9 September 2018 at Saint Peter the Apostle and St. Willian Churches in Naples, FL
Isaiah 35, 4-7 + Psalm 146 + James 2, 1-5 + Mark 7, 31-37
When you are different, people are afraid of you. If you’re blind, people step out of the way. If you are deaf few people will find a way to communicate with you. Moreover, some with a severe hearing deficit or with no hearing at all find it very difficult to speak, and so communication is difficult resulting in a great burden of isolation and often depression. These people suffer, not from hearing loss, because it isn’t painful. They suffer because they rarely get a chance to contribute to the community. They feel as though no one understands them, and many feel useless. The rest of us just feel sorry, but not Jesus Christ.
This episode of Mark’s Gospel is not about a deaf man. It is about deafness, and the inability to hear; and with it therefore, the inability to speak. All of us suffer from some kind of impediment that keeps us from making full use of speech. Some are shy. Some are apathetic. Some are just insensitive or unaware of the silence because they are busy making noise with their opinions or tuning in only the sounds that make them comfortable and secure. We might call it, selective hearing. They have impediments that prevent them from hearing as well like prejudice, inattention, or simply a decision to just not listen. Be open is the command of Jesus, be open.
What seems at first like a typical miracle story might be much more. Almost every one of the miracles recorded in the Gospels are public events that happen out in the open in front of everyone. This time, Jesus takes the man off by himself to a private place. It is an intimate, personal story with intimate and personal details. Jesus touched that man. First Jesus touched his own mouth and then touched that man’s mouth. Then Jesus touched his ears, and I believe that in doing so Jesus touched his heart, and that touch made that man new.

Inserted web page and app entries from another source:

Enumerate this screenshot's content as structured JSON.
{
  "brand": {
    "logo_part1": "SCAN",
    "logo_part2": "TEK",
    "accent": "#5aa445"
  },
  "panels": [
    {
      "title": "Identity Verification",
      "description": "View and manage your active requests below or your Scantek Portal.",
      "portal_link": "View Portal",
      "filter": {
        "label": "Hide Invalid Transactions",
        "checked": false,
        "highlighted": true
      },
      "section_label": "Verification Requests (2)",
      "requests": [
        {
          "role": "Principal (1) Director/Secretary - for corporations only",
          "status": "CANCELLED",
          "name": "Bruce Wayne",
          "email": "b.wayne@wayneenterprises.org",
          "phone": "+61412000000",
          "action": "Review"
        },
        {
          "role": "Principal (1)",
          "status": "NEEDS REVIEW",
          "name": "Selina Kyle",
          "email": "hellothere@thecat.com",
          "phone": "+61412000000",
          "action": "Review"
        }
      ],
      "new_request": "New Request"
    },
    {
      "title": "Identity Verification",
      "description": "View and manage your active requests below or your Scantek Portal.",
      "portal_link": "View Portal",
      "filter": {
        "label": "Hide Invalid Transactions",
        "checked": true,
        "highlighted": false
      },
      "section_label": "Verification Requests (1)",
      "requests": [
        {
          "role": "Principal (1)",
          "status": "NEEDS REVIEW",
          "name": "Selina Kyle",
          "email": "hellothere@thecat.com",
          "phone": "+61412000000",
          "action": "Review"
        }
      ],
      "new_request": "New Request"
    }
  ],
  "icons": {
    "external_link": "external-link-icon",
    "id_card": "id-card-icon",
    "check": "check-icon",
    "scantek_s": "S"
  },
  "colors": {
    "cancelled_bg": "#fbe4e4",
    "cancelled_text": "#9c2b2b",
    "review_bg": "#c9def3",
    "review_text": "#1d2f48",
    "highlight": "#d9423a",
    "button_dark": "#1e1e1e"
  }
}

We have to wonder what Jesus is saying to us in this Gospel, because the Word of God is alive among us. This is no old story from “back in the day.” We have to wonder about those nameless people who brought that man to Jesus. Perhaps there is the suggestion that we might be expected to lead someone to Christ, someone who is different. On the other hand, we might well be the ones who are deaf and do not speak, deaf to the silent cry of someone who is different, even deaf to the Word of God that calls us to repentance. We may be the ones who do not speak in the face of injustice or wrong-doing. We may be the one who feels so different burdened by isolation and depression. Whichever it is, our best hope and our prayer today is that Jesus will touch us. Hearing and speech are great gifts. But without a heart that is able to feel compassion, we will never use them well. It is only with the heart that we can listen rightly, and only with the heart that can speak kindly and justly. For this today, we must pray.